Home & Garden - posted Wed., Apr. 11, 2012
Many of us do-it-yourself-ers make it our business to learn how to do almost anything. Along the way, though, we don’t all learn to use safe practices that apply to those projects we do ourselves.
Read the operator guide for your tools. You may be familiar with power tool use already, but take time to learn once again all the safety features you may not be using. Keep all manufacturer-provided guards and safety features in place.
Take special care to route power and extension cords safely. Tangled cords restrict your ability to control a potentially dangerous device. Coil unused cords and hang them up so they are out of traffic. Take out of service any damaged tools or extension cords that need repair, until you can fix or replace them.
Keep your hands, feet and fingers out of harm’s way of woodworking tools by making appropriate use of guides and jigs. Use something other than your hand to move the piece you’re cutting through a tight place.

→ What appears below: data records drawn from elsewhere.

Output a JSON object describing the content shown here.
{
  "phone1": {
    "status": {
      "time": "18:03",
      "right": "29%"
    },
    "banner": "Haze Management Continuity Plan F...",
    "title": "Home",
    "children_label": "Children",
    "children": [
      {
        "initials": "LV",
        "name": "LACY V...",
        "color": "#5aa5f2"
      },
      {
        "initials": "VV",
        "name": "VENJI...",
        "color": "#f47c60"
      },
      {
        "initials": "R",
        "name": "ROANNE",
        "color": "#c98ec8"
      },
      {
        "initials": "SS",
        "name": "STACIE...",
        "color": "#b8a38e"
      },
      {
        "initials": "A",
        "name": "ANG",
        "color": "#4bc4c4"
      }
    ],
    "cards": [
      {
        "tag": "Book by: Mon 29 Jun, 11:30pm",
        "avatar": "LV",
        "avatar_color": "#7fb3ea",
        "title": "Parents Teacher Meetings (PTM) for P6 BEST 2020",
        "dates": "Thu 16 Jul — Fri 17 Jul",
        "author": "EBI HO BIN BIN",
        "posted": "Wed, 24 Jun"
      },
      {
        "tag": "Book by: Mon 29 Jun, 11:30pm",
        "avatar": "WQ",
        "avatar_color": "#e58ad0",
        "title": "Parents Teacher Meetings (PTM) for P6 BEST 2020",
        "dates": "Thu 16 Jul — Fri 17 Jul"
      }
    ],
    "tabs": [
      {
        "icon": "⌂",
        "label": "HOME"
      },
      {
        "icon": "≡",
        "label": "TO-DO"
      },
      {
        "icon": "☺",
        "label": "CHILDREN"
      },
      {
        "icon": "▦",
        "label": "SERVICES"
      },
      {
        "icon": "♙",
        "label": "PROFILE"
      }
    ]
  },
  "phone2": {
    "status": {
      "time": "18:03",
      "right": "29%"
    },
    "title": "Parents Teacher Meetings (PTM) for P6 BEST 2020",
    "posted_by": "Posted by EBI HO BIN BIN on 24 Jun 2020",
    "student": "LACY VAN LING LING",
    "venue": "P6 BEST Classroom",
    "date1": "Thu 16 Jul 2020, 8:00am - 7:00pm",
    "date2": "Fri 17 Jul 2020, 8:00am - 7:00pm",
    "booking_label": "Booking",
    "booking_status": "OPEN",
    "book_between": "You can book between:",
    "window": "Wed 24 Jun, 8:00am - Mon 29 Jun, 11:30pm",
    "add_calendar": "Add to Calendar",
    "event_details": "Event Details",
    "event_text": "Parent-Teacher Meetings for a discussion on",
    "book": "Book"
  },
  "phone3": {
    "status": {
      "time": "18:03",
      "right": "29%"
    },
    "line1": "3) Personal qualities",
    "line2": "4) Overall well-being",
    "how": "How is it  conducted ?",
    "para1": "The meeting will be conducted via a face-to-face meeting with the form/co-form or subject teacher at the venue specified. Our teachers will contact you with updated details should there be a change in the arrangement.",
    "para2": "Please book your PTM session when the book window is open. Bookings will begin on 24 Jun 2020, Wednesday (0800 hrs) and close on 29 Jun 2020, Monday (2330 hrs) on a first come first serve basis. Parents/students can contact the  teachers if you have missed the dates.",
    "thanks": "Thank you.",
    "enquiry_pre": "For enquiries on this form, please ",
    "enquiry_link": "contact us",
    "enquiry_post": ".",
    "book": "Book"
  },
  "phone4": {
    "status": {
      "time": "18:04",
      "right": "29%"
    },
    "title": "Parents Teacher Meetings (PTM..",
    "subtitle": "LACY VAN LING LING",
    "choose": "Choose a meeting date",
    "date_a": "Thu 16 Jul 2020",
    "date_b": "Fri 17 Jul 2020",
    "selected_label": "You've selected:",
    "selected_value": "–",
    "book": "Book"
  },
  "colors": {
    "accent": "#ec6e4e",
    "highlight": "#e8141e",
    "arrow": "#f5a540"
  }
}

Protect your eyes, ears and bare skin from flying trim and dust. Don’t be so vain or in such a hurry that you can’t flip your goggles or visor down.
It may be hot or uncomfortable to put on long pants or long-sleeved shirts in warm weather, but you really should wear long pants when you do lawn work to protect your legs from flying debris and yard chemicals. Protect your arms and hands with long sleeved shirts and gloves when working with power tools.
If the products in a can, bottle or plastic bag call for “chemical resistant gloves,” don’t try to get away with the same pair you use when doing yard work.
Last, and certainly not of least importance, always take the time to shut off electricity, water or gas at the source when working with those systems. The potential consequence of not doing that far outweighs the inconvenience, time, and effort it takes.